* _INFORMATION SUPPLIED_:
....
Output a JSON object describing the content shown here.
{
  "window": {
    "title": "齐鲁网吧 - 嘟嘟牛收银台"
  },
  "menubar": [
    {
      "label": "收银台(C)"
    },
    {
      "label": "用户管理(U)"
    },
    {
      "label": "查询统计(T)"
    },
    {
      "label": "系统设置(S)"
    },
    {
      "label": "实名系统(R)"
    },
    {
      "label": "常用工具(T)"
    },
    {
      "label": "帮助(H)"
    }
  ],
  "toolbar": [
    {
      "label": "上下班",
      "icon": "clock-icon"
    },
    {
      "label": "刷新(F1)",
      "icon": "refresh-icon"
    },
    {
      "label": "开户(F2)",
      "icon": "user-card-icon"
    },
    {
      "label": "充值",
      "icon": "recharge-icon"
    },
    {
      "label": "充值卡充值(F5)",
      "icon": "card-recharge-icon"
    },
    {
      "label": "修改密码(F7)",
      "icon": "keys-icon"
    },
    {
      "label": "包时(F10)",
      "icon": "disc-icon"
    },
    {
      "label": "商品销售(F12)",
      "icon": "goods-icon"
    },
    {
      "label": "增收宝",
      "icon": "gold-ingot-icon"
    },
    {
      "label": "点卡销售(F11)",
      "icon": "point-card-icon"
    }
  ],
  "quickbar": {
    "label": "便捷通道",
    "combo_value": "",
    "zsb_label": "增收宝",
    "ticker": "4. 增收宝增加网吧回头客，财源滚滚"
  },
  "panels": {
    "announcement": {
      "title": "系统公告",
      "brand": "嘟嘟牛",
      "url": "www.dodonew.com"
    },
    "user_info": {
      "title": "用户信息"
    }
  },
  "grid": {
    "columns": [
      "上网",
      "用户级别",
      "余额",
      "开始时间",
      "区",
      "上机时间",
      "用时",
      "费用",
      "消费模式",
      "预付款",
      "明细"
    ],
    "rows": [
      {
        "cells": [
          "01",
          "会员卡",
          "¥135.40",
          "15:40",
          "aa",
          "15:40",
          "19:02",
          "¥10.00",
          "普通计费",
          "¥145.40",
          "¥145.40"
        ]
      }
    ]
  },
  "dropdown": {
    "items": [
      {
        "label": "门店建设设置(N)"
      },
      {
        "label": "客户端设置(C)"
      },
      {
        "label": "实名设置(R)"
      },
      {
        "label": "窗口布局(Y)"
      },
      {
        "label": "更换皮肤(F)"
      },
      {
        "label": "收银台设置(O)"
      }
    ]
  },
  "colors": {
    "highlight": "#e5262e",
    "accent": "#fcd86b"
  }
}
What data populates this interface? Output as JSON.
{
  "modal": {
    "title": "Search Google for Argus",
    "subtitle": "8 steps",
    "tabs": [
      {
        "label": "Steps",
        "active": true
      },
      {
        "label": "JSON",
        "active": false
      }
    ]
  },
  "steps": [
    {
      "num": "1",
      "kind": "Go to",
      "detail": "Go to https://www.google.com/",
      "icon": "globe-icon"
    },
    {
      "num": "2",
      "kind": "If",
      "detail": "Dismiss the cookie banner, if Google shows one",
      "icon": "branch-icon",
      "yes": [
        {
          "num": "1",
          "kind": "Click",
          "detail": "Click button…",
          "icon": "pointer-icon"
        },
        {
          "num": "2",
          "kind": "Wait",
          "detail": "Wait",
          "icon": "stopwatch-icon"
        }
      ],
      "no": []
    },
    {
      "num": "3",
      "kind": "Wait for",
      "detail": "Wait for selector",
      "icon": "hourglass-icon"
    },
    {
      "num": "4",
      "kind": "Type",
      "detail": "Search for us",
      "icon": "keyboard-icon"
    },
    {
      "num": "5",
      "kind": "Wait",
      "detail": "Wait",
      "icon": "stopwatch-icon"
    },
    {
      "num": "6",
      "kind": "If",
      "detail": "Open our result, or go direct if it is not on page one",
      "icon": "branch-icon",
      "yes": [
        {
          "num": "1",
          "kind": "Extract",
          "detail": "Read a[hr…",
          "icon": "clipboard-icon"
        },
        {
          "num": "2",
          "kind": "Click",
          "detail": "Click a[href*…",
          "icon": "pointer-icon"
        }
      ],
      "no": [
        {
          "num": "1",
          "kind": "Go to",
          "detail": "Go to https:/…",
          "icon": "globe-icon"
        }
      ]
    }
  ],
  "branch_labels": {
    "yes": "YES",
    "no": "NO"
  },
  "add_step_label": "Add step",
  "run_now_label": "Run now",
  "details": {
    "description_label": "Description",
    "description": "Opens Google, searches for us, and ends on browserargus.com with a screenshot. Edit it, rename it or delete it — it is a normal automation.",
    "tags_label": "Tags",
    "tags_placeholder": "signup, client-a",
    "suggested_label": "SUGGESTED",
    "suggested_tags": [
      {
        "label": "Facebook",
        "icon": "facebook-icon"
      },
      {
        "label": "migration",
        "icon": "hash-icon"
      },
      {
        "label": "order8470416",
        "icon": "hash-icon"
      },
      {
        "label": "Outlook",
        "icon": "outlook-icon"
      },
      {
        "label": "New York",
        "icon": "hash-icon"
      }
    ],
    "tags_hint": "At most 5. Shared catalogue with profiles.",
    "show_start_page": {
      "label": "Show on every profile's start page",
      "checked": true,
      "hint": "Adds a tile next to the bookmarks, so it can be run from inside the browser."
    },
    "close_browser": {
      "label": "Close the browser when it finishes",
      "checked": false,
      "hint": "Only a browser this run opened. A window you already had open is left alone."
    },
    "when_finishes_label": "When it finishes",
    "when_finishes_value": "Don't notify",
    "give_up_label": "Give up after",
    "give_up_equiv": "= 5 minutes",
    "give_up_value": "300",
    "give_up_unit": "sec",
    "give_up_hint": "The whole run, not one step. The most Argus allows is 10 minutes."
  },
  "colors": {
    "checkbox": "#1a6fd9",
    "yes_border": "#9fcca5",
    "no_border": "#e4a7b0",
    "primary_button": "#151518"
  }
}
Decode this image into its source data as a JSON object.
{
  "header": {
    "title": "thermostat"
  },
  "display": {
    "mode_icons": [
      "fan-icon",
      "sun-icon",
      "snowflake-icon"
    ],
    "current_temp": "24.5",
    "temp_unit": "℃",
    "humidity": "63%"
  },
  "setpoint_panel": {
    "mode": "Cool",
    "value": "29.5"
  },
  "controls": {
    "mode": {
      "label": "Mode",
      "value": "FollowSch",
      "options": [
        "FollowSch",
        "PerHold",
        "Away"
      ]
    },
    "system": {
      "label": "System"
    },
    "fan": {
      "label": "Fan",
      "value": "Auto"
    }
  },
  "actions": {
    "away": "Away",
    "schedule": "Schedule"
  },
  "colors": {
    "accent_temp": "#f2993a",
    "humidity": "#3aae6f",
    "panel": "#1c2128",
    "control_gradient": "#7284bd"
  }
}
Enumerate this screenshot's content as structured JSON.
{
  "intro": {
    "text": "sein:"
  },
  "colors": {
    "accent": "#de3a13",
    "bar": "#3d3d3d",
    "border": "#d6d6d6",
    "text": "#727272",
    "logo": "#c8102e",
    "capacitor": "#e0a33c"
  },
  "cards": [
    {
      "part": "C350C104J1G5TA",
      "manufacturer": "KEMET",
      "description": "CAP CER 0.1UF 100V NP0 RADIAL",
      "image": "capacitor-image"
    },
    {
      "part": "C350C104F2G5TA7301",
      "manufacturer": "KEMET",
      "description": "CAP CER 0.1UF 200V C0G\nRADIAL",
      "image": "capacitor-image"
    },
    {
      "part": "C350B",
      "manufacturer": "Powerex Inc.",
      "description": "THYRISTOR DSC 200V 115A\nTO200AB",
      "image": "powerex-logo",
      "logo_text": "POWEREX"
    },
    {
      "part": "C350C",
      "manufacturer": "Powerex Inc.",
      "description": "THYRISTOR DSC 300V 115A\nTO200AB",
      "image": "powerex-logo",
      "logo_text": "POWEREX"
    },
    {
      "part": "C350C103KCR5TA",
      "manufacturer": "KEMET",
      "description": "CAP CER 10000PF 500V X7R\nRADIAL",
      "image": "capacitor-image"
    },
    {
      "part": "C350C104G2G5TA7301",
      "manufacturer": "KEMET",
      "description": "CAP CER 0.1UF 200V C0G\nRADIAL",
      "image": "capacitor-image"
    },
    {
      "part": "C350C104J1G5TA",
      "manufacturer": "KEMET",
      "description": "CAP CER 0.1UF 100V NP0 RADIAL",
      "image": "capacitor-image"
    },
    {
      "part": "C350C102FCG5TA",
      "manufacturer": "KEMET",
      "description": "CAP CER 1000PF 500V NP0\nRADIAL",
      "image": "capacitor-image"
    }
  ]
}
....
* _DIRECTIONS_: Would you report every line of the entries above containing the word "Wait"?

* _REPLY_:
          "kind": "Wait",
          "detail": "Wait",
      "kind": "Wait for",
      "detail": "Wait for selector",
      "kind": "Wait",
      "detail": "Wait",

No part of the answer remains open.